WORK TO BE COMPLETED: Lines of the data that contain the word "Queue" are the ones to copy.

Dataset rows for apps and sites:

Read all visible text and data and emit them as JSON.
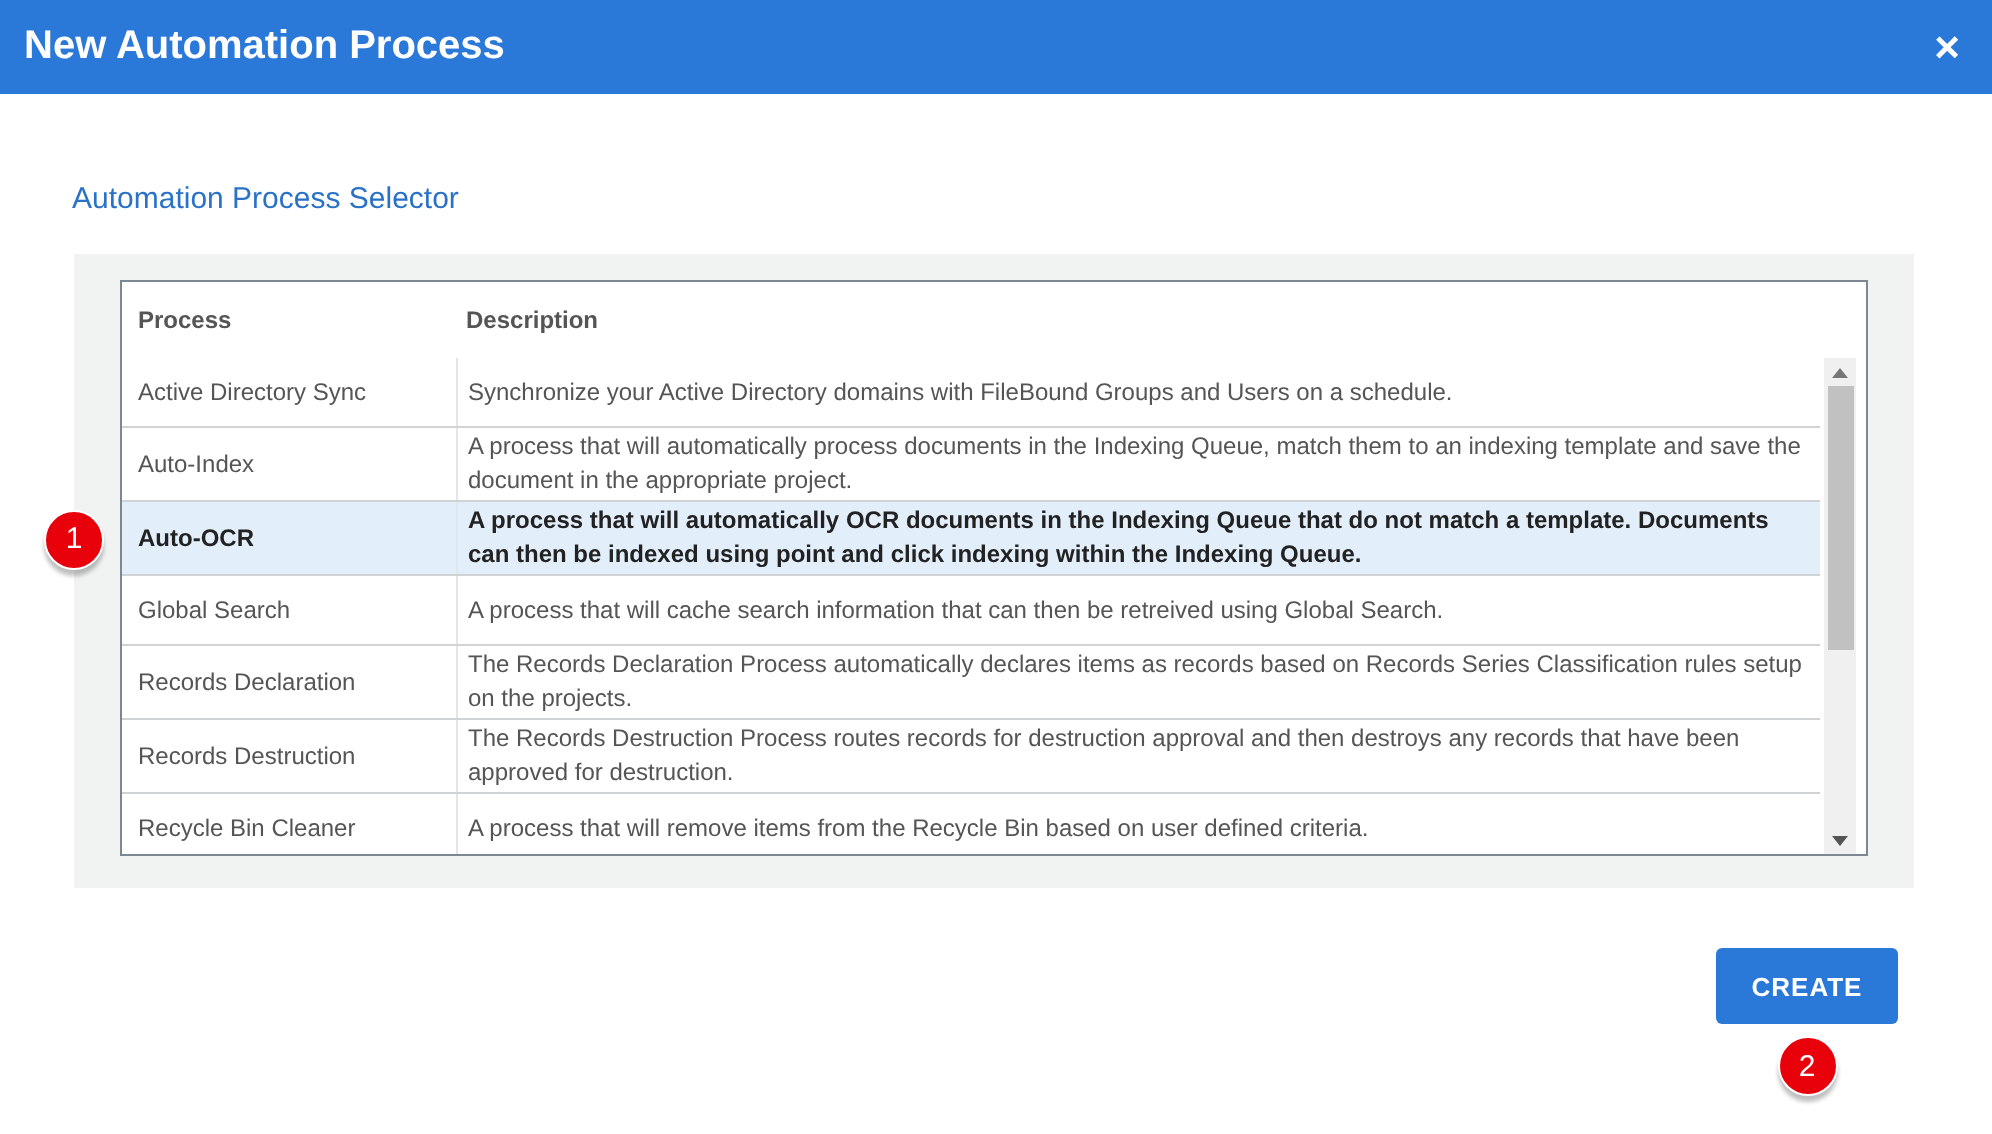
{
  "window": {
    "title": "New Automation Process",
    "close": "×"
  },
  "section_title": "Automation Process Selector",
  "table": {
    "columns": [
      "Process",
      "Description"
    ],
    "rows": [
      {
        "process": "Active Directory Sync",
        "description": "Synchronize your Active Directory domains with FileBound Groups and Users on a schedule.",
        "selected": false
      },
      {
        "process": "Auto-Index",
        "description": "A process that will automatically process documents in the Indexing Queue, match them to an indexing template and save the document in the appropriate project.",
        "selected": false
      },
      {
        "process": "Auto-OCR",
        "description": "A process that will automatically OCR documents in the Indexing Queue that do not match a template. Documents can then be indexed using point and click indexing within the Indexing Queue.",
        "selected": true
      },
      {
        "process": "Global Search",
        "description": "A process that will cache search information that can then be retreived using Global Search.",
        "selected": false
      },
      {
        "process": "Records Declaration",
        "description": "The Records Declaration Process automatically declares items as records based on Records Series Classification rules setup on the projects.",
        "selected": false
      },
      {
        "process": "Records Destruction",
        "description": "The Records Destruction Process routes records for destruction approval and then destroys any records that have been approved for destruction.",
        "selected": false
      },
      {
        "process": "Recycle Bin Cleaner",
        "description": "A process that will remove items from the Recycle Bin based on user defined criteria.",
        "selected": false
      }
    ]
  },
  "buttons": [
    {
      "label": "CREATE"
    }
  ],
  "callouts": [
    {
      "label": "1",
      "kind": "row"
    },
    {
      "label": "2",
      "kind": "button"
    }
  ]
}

ANSWER AREA:
        "description": "A process that will automatically process documents in the Indexing Queue, match them to an indexing template and save the document in the appropriate project.",
        "description": "A process that will automatically OCR documents in the Indexing Queue that do not match a template. Documents can then be indexed using point and click indexing within the Indexing Queue.",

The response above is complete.